GIVEN RECORDS:

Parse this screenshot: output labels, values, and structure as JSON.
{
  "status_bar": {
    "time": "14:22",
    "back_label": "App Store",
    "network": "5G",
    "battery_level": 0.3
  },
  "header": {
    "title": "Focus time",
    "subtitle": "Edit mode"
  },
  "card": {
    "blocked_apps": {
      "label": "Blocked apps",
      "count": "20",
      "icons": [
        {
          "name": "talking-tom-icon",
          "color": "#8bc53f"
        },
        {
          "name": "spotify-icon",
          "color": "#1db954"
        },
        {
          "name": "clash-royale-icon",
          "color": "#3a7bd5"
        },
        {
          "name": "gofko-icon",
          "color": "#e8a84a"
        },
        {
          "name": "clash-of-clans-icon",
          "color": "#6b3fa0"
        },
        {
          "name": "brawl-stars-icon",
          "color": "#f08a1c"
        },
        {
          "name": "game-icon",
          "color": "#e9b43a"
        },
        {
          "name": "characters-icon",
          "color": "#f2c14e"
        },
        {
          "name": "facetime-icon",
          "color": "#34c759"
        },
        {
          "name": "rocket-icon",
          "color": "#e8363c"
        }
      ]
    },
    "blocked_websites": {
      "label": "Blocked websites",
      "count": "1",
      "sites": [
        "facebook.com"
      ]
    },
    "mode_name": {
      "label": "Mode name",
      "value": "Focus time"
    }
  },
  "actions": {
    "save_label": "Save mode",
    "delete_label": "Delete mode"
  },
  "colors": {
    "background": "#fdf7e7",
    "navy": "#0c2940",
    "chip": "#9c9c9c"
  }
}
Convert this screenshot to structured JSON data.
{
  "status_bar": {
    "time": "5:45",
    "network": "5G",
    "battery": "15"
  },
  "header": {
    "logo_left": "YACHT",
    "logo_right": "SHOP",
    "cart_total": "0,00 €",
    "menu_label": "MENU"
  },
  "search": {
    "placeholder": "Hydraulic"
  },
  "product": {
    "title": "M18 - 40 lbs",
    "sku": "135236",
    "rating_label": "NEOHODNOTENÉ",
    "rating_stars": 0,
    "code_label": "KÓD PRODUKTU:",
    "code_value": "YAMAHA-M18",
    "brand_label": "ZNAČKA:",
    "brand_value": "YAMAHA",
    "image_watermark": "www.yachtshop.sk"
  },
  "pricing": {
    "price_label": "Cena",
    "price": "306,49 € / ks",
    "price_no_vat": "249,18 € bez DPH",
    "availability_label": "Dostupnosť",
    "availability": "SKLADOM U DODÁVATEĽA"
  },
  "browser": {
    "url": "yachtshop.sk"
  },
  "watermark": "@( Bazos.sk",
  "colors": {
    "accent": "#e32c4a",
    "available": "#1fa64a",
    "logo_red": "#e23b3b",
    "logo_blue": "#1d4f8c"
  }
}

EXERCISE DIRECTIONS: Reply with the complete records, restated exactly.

RESULT OF THIS TASK:
Parse this screenshot: output labels, values, and structure as JSON.
{
  "status_bar": {
    "time": "14:22",
    "back_label": "App Store",
    "network": "5G",
    "battery_level": 0.3
  },
  "header": {
    "title": "Focus time",
    "subtitle": "Edit mode"
  },
  "card": {
    "blocked_apps": {
      "label": "Blocked apps",
      "count": "20",
      "icons": [
        {
          "name": "talking-tom-icon",
          "color": "#8bc53f"
        },
        {
          "name": "spotify-icon",
          "color": "#1db954"
        },
        {
          "name": "clash-royale-icon",
          "color": "#3a7bd5"
        },
        {
          "name": "gofko-icon",
          "color": "#e8a84a"
        },
        {
          "name": "clash-of-clans-icon",
          "color": "#6b3fa0"
        },
        {
          "name": "brawl-stars-icon",
          "color": "#f08a1c"
        },
        {
          "name": "game-icon",
          "color": "#e9b43a"
        },
        {
          "name": "characters-icon",
          "color": "#f2c14e"
        },
        {
          "name": "facetime-icon",
          "color": "#34c759"
        },
        {
          "name": "rocket-icon",
          "color": "#e8363c"
        }
      ]
    },
    "blocked_websites": {
      "label": "Blocked websites",
      "count": "1",
      "sites": [
        "facebook.com"
      ]
    },
    "mode_name": {
      "label": "Mode name",
      "value": "Focus time"
    }
  },
  "actions": {
    "save_label": "Save mode",
    "delete_label": "Delete mode"
  },
  "colors": {
    "background": "#fdf7e7",
    "navy": "#0c2940",
    "chip": "#9c9c9c"
  }
}
Convert this screenshot to structured JSON data.
{
  "status_bar": {
    "time": "5:45",
    "network": "5G",
    "battery": "15"
  },
  "header": {
    "logo_left": "YACHT",
    "logo_right": "SHOP",
    "cart_total": "0,00 €",
    "menu_label": "MENU"
  },
  "search": {
    "placeholder": "Hydraulic"
  },
  "product": {
    "title": "M18 - 40 lbs",
    "sku": "135236",
    "rating_label": "NEOHODNOTENÉ",
    "rating_stars": 0,
    "code_label": "KÓD PRODUKTU:",
    "code_value": "YAMAHA-M18",
    "brand_label": "ZNAČKA:",
    "brand_value": "YAMAHA",
    "image_watermark": "www.yachtshop.sk"
  },
  "pricing": {
    "price_label": "Cena",
    "price": "306,49 € / ks",
    "price_no_vat": "249,18 € bez DPH",
    "availability_label": "Dostupnosť",
    "availability": "SKLADOM U DODÁVATEĽA"
  },
  "browser": {
    "url": "yachtshop.sk"
  },
  "watermark": "@( Bazos.sk",
  "colors": {
    "accent": "#e32c4a",
    "available": "#1fa64a",
    "logo_red": "#e23b3b",
    "logo_blue": "#1d4f8c"
  }
}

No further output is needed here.